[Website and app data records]

□ □ □ □

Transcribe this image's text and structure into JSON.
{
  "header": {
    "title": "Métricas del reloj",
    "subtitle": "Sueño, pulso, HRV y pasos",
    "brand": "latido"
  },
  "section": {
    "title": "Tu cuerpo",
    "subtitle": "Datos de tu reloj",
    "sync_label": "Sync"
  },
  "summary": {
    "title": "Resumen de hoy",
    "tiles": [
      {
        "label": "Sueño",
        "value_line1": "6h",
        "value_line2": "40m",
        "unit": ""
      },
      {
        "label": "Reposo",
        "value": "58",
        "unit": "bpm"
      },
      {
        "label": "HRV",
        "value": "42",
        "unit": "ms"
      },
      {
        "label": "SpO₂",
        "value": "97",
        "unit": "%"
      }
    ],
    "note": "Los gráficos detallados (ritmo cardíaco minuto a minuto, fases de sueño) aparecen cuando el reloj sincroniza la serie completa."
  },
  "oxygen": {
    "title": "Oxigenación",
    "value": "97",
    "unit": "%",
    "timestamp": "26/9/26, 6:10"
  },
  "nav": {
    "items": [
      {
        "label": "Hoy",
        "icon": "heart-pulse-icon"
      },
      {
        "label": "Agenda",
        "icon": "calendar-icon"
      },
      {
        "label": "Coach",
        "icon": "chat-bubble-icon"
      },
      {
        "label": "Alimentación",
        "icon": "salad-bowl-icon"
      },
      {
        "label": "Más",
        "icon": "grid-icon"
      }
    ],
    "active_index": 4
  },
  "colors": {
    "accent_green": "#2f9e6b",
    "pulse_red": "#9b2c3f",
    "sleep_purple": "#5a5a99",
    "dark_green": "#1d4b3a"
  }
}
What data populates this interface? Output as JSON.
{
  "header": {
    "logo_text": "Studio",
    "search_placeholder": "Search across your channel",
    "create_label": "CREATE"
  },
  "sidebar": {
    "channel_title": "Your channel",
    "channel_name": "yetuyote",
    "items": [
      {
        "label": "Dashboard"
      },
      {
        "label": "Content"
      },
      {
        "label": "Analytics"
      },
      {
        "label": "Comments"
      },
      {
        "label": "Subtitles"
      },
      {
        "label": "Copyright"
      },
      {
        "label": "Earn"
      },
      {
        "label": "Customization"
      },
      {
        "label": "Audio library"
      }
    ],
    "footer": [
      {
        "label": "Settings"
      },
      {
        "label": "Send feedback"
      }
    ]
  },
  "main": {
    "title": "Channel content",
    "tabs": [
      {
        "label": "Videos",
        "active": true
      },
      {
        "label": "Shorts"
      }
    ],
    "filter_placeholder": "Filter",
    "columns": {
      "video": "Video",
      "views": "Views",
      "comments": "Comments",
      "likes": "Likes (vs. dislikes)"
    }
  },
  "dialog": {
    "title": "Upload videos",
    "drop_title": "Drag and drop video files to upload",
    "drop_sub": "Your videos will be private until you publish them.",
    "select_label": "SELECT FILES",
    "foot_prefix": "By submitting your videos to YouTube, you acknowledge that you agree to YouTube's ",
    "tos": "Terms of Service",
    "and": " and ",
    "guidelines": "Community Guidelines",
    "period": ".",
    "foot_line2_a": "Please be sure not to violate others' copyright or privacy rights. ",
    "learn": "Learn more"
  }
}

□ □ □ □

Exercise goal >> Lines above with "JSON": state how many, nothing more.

Task solution >> 2